Early in my management career, I worked at a company where the mantra was, “Everyone needs to be personally productive.” That meant that no matter your location or position in the organizational structure, you were responsible for regularly producing something of concrete value—no one just “managed.”
This was at a newspaper company, so being “personally productive” could mean anything from providing customer service to hopping on a sales call to helping with the printing process.
And for the most part, this system worked really well. This kept the bosses honest about what it really took in time and effort to get a project done, which led to more reasonable deadlines and better understanding between management and employees.
That isn’t to say that every manager loved this approach, however. Leaders in the organization would sometimes get frustrated because it was a lot to ask a full-time manager to also find time for regular production. Of course, since this was integral to the organization’s ethos, there wasn’t an option to simply not comply.
In the long term, this generally meant that aspiring leaders followed one of two paths in the organization. If you were good at finding the balance and could thrive in that structure, then you tended to do well, and you had a lot of opportunity to grow with the organization and have a great experience.
And if you couldn’t make that system work, you often failed and left the organization before too long. I don’t think this result was necessarily representative of a character flaw, so much as it was an indication this was the wrong culture for you to advance.
For that reason, it’s important for managers to take stock of what percentage of their time they spend leading vs doing. By leading, I mean managerial tasks like project management and enabling your team to do the work. By doing, I mean completing the vital tasks that keep revenue flowing.
At that same company, early on, I found myself doing entirely too much work for the people working under me instead of setting clear expectations and letting them deliver. I would do deep dives into their work, structuring and organizing it and making sure it was up to my standards. And while that may have ensured that the work was of a certain quality, it also left me with very little time to do any managing.
And in retrospect, I can see that that wasn’t helpful for the people I was managing, either. It stifled their ability to directly contribute to the business, because instead of enabling them to do their jobs, I was making them perform how I would have, not necessarily to make their own contributions.
I thought that I’d mastered my impulse to do rather than lead, until a recent situation at a non-profit I volunteer with. Not long ago I took a leadership role in the organization, where I quickly found myself falling into my old habit of doing instead of leading.
As I was getting organized in this new role, I started writing scripts for people defining what each individual role should do and be. I also made notes for every role and committee detailing how these roles should relate to each other, how they should be executing their duties, etc.
In short, I was doing instead of leading. Again.
This was a great reminder that as a leader, my responsibility was to focus time on enabling and empowering others rather than instructing them on the minutiae of their day-to-day tasks.
Because ultimately, a talented do-er may not perform a task in exactly the way that their manager would. But that doesn’t matter; what matters is that work gets done and done well.

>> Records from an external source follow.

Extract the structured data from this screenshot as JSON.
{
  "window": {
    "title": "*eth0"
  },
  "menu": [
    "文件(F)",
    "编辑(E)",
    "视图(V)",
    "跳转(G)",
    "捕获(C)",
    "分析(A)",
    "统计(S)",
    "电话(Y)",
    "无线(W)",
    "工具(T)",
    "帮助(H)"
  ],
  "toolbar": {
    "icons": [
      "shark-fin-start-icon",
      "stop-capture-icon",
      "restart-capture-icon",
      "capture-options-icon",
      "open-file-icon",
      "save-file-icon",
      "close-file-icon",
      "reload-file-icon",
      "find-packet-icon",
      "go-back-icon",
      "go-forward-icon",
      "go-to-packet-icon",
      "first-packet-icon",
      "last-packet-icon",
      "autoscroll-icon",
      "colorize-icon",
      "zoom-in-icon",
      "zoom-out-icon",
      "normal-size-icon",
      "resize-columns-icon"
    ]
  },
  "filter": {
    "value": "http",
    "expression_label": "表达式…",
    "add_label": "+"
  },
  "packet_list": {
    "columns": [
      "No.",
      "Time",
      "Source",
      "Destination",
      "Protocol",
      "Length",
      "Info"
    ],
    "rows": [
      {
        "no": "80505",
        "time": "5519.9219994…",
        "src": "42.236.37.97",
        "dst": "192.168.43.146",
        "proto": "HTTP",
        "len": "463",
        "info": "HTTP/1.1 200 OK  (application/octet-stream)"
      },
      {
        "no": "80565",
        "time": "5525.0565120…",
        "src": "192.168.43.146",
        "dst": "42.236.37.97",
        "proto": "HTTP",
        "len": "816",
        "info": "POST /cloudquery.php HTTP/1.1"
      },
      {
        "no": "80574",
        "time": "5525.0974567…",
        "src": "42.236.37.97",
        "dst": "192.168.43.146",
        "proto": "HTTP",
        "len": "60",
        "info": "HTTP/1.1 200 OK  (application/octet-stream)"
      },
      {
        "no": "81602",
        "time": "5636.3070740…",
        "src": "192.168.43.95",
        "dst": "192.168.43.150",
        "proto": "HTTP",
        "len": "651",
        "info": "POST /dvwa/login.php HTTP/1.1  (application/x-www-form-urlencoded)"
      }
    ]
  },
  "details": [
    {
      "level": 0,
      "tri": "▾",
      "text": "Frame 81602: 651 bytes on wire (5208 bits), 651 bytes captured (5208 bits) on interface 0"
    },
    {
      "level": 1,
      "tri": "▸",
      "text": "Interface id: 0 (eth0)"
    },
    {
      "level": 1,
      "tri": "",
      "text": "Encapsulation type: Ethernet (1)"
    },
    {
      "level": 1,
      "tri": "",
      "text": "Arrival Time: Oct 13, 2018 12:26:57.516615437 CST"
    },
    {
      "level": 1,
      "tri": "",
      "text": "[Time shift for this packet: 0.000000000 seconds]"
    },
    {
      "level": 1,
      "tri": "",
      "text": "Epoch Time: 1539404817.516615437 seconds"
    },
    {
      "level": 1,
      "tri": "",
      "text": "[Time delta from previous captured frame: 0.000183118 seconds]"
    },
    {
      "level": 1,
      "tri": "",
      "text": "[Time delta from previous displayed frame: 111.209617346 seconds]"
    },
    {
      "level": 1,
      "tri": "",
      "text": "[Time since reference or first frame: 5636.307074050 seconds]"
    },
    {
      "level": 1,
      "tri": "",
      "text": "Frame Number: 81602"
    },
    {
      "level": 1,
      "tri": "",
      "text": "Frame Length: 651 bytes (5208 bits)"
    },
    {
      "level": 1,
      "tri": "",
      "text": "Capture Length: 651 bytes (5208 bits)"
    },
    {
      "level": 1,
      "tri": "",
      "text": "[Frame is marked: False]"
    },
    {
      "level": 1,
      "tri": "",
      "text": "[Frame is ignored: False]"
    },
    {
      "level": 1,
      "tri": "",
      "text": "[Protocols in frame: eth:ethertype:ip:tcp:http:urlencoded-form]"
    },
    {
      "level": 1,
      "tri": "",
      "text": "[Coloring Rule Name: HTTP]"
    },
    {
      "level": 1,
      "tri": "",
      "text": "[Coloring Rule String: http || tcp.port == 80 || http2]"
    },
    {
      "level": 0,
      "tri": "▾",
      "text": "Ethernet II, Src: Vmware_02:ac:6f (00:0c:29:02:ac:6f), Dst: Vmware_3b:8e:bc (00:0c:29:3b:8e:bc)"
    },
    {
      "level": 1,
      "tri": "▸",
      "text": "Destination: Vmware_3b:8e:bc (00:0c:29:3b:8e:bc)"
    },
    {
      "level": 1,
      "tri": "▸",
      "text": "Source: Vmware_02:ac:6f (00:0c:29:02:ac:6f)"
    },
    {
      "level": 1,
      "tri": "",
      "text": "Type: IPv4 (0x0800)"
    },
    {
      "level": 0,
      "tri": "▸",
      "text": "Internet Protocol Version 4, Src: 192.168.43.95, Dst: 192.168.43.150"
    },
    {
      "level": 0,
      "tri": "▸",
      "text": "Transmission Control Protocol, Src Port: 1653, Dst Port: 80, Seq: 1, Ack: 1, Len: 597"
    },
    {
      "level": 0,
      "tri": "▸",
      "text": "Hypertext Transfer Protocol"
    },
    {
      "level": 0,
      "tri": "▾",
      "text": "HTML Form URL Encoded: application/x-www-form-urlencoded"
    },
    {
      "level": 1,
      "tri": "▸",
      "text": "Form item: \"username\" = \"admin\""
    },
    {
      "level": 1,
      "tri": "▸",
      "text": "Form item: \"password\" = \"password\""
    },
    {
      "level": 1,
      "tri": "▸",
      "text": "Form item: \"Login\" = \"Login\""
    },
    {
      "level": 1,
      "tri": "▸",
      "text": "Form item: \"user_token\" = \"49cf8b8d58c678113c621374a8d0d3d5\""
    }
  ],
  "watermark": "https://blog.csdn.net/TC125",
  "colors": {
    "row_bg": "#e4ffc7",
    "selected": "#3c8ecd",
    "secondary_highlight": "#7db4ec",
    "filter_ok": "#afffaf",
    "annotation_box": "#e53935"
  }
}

Of course, good leaders do need to make sure that the work gets done. But rather than micromanaging or breathing down your team’s necks, that should look like explaining to struggling team members how their work relates to the broader organizational goals. From there, you can highlight where their work is or isn’t working toward those goals and allow them to self-correct from there.
This doesn’t work all the time, of course, whether the individual just isn’t right for the organization or they just don’t have the right leader. But regardless, giving individuals this opportunity to self-correct is the most valuable use of your and their time.
Because for leaders, the focus needs to be on giving your team the freedom and opportunity to be personally productive. This doesn’t mean that you can’t or shouldn’t help out and get your hands dirty from time to time. But at the end of the day, you have to make sure that the bulk of your time is spent managing effectively.